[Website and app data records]
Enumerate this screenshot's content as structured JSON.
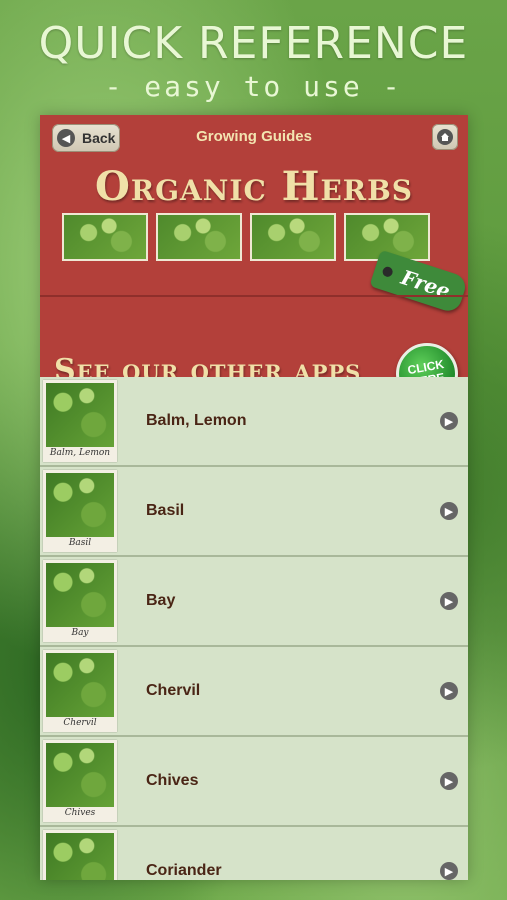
{
  "promo": {
    "title": "QUICK REFERENCE",
    "subtitle": "- easy to use -"
  },
  "navbar": {
    "back_label": "Back",
    "title": "Growing Guides",
    "home_icon": "home-icon"
  },
  "banner": {
    "title": "Organic Herbs",
    "free_label": "Free",
    "other_apps": "See our other apps",
    "click_here": "CLICK HERE"
  },
  "herbs": [
    {
      "label": "Balm, Lemon",
      "caption": "Balm, Lemon"
    },
    {
      "label": "Basil",
      "caption": "Basil"
    },
    {
      "label": "Bay",
      "caption": "Bay"
    },
    {
      "label": "Chervil",
      "caption": "Chervil"
    },
    {
      "label": "Chives",
      "caption": "Chives"
    },
    {
      "label": "Coriander",
      "caption": ""
    }
  ],
  "colors": {
    "navbar": "#b3403a",
    "list_bg": "#d6e3c9",
    "accent_text": "#f0e0a8"
  }
}
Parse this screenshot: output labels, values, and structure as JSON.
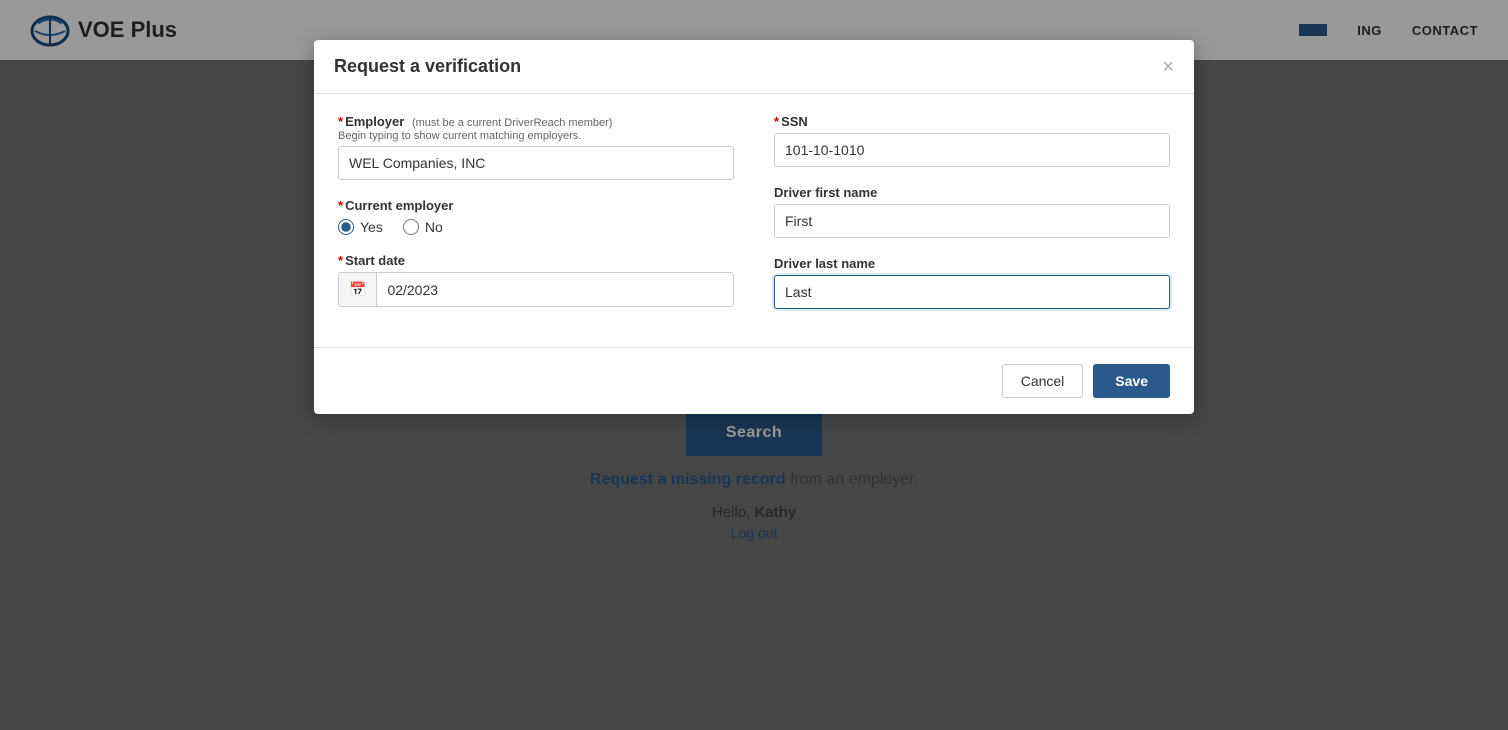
{
  "header": {
    "logo_text": "VOE Plus",
    "nav": {
      "item1": "ING",
      "item2": "CONTACT"
    }
  },
  "background": {
    "search_button_label": "Search",
    "missing_record_link_text": "Request a missing record",
    "missing_record_suffix": " from an employer.",
    "hello_prefix": "Hello, ",
    "hello_name": "Kathy",
    "logout_label": "Log out"
  },
  "modal": {
    "title": "Request a verification",
    "close_label": "×",
    "employer_label": "Employer",
    "employer_sublabel": "(must be a current DriverReach member)",
    "employer_hint": "Begin typing to show current matching employers.",
    "employer_value": "WEL Companies, INC",
    "current_employer_label": "Current employer",
    "radio_yes": "Yes",
    "radio_no": "No",
    "start_date_label": "Start date",
    "start_date_value": "02/2023",
    "ssn_label": "SSN",
    "ssn_value": "101-10-1010",
    "driver_first_name_label": "Driver first name",
    "driver_first_name_value": "First",
    "driver_last_name_label": "Driver last name",
    "driver_last_name_value": "Last",
    "cancel_label": "Cancel",
    "save_label": "Save",
    "required_marker": "*"
  }
}
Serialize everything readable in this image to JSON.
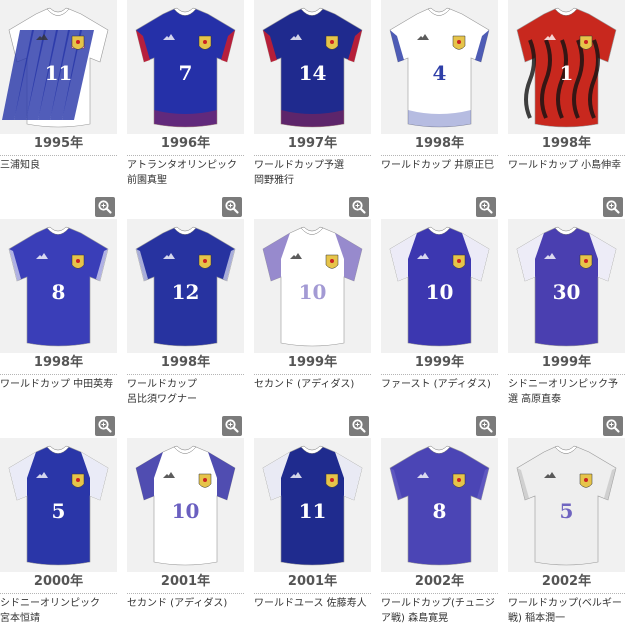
{
  "icons": {
    "zoom": "magnifier-zoom-icon",
    "jersey": "jersey-image"
  },
  "colors": {
    "tile_bg": "#f1f1f1",
    "zoom_bg": "#7b7b7b",
    "year_text": "#555555",
    "desc_text": "#333333"
  },
  "jerseys": [
    {
      "year": "1995年",
      "description": "三浦知良",
      "number": "11",
      "shirt": "#ffffff",
      "accent": "#2535a8",
      "numcolor": "#ffffff",
      "style": "pattern"
    },
    {
      "year": "1996年",
      "description": "アトランタオリンピック\n前園真聖",
      "number": "7",
      "shirt": "#2530a8",
      "accent": "#d01c2a",
      "numcolor": "#ffffff",
      "style": "flame"
    },
    {
      "year": "1997年",
      "description": "ワールドカップ予選\n岡野雅行",
      "number": "14",
      "shirt": "#1f2a8e",
      "accent": "#d01c2a",
      "numcolor": "#ffffff",
      "style": "flame"
    },
    {
      "year": "1998年",
      "description": "ワールドカップ 井原正巳",
      "number": "4",
      "shirt": "#ffffff",
      "accent": "#2f3fa8",
      "numcolor": "#2f3fa8",
      "style": "flame"
    },
    {
      "year": "1998年",
      "description": "ワールドカップ 小島伸幸",
      "number": "1",
      "shirt": "#c8281e",
      "accent": "#111111",
      "numcolor": "#ffffff",
      "style": "keeper"
    },
    {
      "year": "1998年",
      "description": "ワールドカップ 中田英寿",
      "number": "8",
      "shirt": "#3a3eb8",
      "accent": "#ffffff",
      "numcolor": "#ffffff",
      "style": "plain"
    },
    {
      "year": "1998年",
      "description": "ワールドカップ\n呂比須ワグナー",
      "number": "12",
      "shirt": "#2733a0",
      "accent": "#ffffff",
      "numcolor": "#ffffff",
      "style": "plain"
    },
    {
      "year": "1999年",
      "description": "セカンド (アディダス)",
      "number": "10",
      "shirt": "#ffffff",
      "accent": "#8c7dc8",
      "numcolor": "#a39ad4",
      "style": "sleeves"
    },
    {
      "year": "1999年",
      "description": "ファースト (アディダス)",
      "number": "10",
      "shirt": "#3c37b0",
      "accent": "#ffffff",
      "numcolor": "#ffffff",
      "style": "sleeves"
    },
    {
      "year": "1999年",
      "description": "シドニーオリンピック予選 高原直泰",
      "number": "30",
      "shirt": "#4a3fb0",
      "accent": "#ffffff",
      "numcolor": "#ffffff",
      "style": "sleeves"
    },
    {
      "year": "2000年",
      "description": "シドニーオリンピック\n宮本恒靖",
      "number": "5",
      "shirt": "#2a36a8",
      "accent": "#ffffff",
      "numcolor": "#ffffff",
      "style": "sleeves"
    },
    {
      "year": "2001年",
      "description": "セカンド (アディダス)",
      "number": "10",
      "shirt": "#ffffff",
      "accent": "#3d3aa8",
      "numcolor": "#6a5fc0",
      "style": "sleeves"
    },
    {
      "year": "2001年",
      "description": "ワールドユース 佐藤寿人",
      "number": "11",
      "shirt": "#1f2b8e",
      "accent": "#ffffff",
      "numcolor": "#ffffff",
      "style": "sleeves"
    },
    {
      "year": "2002年",
      "description": "ワールドカップ(チュニジア戦) 森島寛晃",
      "number": "8",
      "shirt": "#4b45b5",
      "accent": "#6a64c8",
      "numcolor": "#ffffff",
      "style": "plain"
    },
    {
      "year": "2002年",
      "description": "ワールドカップ(ベルギー戦) 稲本潤一",
      "number": "5",
      "shirt": "#eeeeee",
      "accent": "#bdbdbd",
      "numcolor": "#6f64c0",
      "style": "plain"
    }
  ]
}
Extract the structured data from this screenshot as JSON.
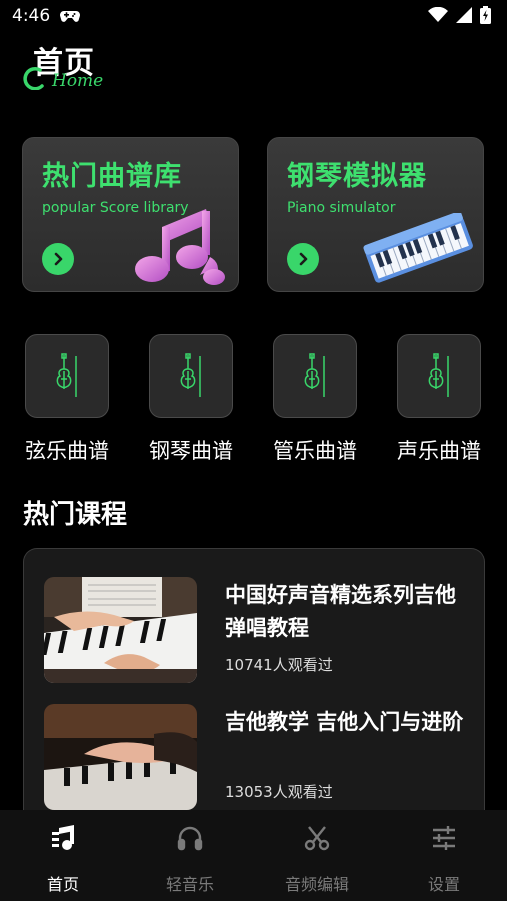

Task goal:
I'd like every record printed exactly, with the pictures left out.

Response area:
Enumerate this screenshot's content as structured JSON.
{
  "promo": {
    "title": "QUICK REFERENCE",
    "subtitle": "- easy to use -"
  },
  "navbar": {
    "back_label": "Back",
    "title": "Growing Guides",
    "home_icon": "home-icon"
  },
  "banner": {
    "title": "Organic Herbs",
    "free_label": "Free",
    "other_apps": "See our other apps",
    "click_here": "CLICK HERE"
  },
  "herbs": [
    {
      "label": "Balm, Lemon",
      "caption": "Balm, Lemon"
    },
    {
      "label": "Basil",
      "caption": "Basil"
    },
    {
      "label": "Bay",
      "caption": "Bay"
    },
    {
      "label": "Chervil",
      "caption": "Chervil"
    },
    {
      "label": "Chives",
      "caption": "Chives"
    },
    {
      "label": "Coriander",
      "caption": ""
    }
  ],
  "colors": {
    "navbar": "#b3403a",
    "list_bg": "#d6e3c9",
    "accent_text": "#f0e0a8"
  }
}
Parse this screenshot: output labels, values, and structure as JSON.
{
  "header": {
    "logo_text": "VOE Plus",
    "nav": {
      "item1": "ING",
      "item2": "CONTACT"
    }
  },
  "background": {
    "search_button_label": "Search",
    "missing_record_link_text": "Request a missing record",
    "missing_record_suffix": " from an employer.",
    "hello_prefix": "Hello, ",
    "hello_name": "Kathy",
    "logout_label": "Log out"
  },
  "modal": {
    "title": "Request a verification",
    "close_label": "×",
    "employer_label": "Employer",
    "employer_sublabel": "(must be a current DriverReach member)",
    "employer_hint": "Begin typing to show current matching employers.",
    "employer_value": "WEL Companies, INC",
    "current_employer_label": "Current employer",
    "radio_yes": "Yes",
    "radio_no": "No",
    "start_date_label": "Start date",
    "start_date_value": "02/2023",
    "ssn_label": "SSN",
    "ssn_value": "101-10-1010",
    "driver_first_name_label": "Driver first name",
    "driver_first_name_value": "First",
    "driver_last_name_label": "Driver last name",
    "driver_last_name_value": "Last",
    "cancel_label": "Cancel",
    "save_label": "Save",
    "required_marker": "*"
  }
}
Serialize everything readable in this image to JSON.
{
  "icons": {
    "zoom": "magnifier-zoom-icon",
    "jersey": "jersey-image"
  },
  "colors": {
    "tile_bg": "#f1f1f1",
    "zoom_bg": "#7b7b7b",
    "year_text": "#555555",
    "desc_text": "#333333"
  },
  "jerseys": [
    {
      "year": "1995年",
      "description": "三浦知良",
      "number": "11",
      "shirt": "#ffffff",
      "accent": "#2535a8",
      "numcolor": "#ffffff",
      "style": "pattern"
    },
    {
      "year": "1996年",
      "description": "アトランタオリンピック\n前園真聖",
      "number": "7",
      "shirt": "#2530a8",
      "accent": "#d01c2a",
      "numcolor": "#ffffff",
      "style": "flame"
    },
    {
      "year": "1997年",
      "description": "ワールドカップ予選\n岡野雅行",
      "number": "14",
      "shirt": "#1f2a8e",
      "accent": "#d01c2a",
      "numcolor": "#ffffff",
      "style": "flame"
    },
    {
      "year": "1998年",
      "description": "ワールドカップ 井原正巳",
      "number": "4",
      "shirt": "#ffffff",
      "accent": "#2f3fa8",
      "numcolor": "#2f3fa8",
      "style": "flame"
    },
    {
      "year": "1998年",
      "description": "ワールドカップ 小島伸幸",
      "number": "1",
      "shirt": "#c8281e",
      "accent": "#111111",
      "numcolor": "#ffffff",
      "style": "keeper"
    },
    {
      "year": "1998年",
      "description": "ワールドカップ 中田英寿",
      "number": "8",
      "shirt": "#3a3eb8",
      "accent": "#ffffff",
      "numcolor": "#ffffff",
      "style": "plain"
    },
    {
      "year": "1998年",
      "description": "ワールドカップ\n呂比須ワグナー",
      "number": "12",
      "shirt": "#2733a0",
      "accent": "#ffffff",
      "numcolor": "#ffffff",
      "style": "plain"
    },
    {
      "year": "1999年",
      "description": "セカンド (アディダス)",
      "number": "10",
      "shirt": "#ffffff",
      "accent": "#8c7dc8",
      "numcolor": "#a39ad4",
      "style": "sleeves"
    },
    {
      "year": "1999年",
      "description": "ファースト (アディダス)",
      "number": "10",
      "shirt": "#3c37b0",
      "accent": "#ffffff",
      "numcolor": "#ffffff",
      "style": "sleeves"
    },
    {
      "year": "1999年",
      "description": "シドニーオリンピック予選 高原直泰",
      "number": "30",
      "shirt": "#4a3fb0",
      "accent": "#ffffff",
      "numcolor": "#ffffff",
      "style": "sleeves"
    },
    {
      "year": "2000年",
      "description": "シドニーオリンピック\n宮本恒靖",
      "number": "5",
      "shirt": "#2a36a8",
      "accent": "#ffffff",
      "numcolor": "#ffffff",
      "style": "sleeves"
    },
    {
      "year": "2001年",
      "description": "セカンド (アディダス)",
      "number": "10",
      "shirt": "#ffffff",
      "accent": "#3d3aa8",
      "numcolor": "#6a5fc0",
      "style": "sleeves"
    },
    {
      "year": "2001年",
      "description": "ワールドユース 佐藤寿人",
      "number": "11",
      "shirt": "#1f2b8e",
      "accent": "#ffffff",
      "numcolor": "#ffffff",
      "style": "sleeves"
    },
    {
      "year": "2002年",
      "description": "ワールドカップ(チュニジア戦) 森島寛晃",
      "number": "8",
      "shirt": "#4b45b5",
      "accent": "#6a64c8",
      "numcolor": "#ffffff",
      "style": "plain"
    },
    {
      "year": "2002年",
      "description": "ワールドカップ(ベルギー戦) 稲本潤一",
      "number": "5",
      "shirt": "#eeeeee",
      "accent": "#bdbdbd",
      "numcolor": "#6f64c0",
      "style": "plain"
    }
  ]
}
Extract the structured data from this screenshot as JSON.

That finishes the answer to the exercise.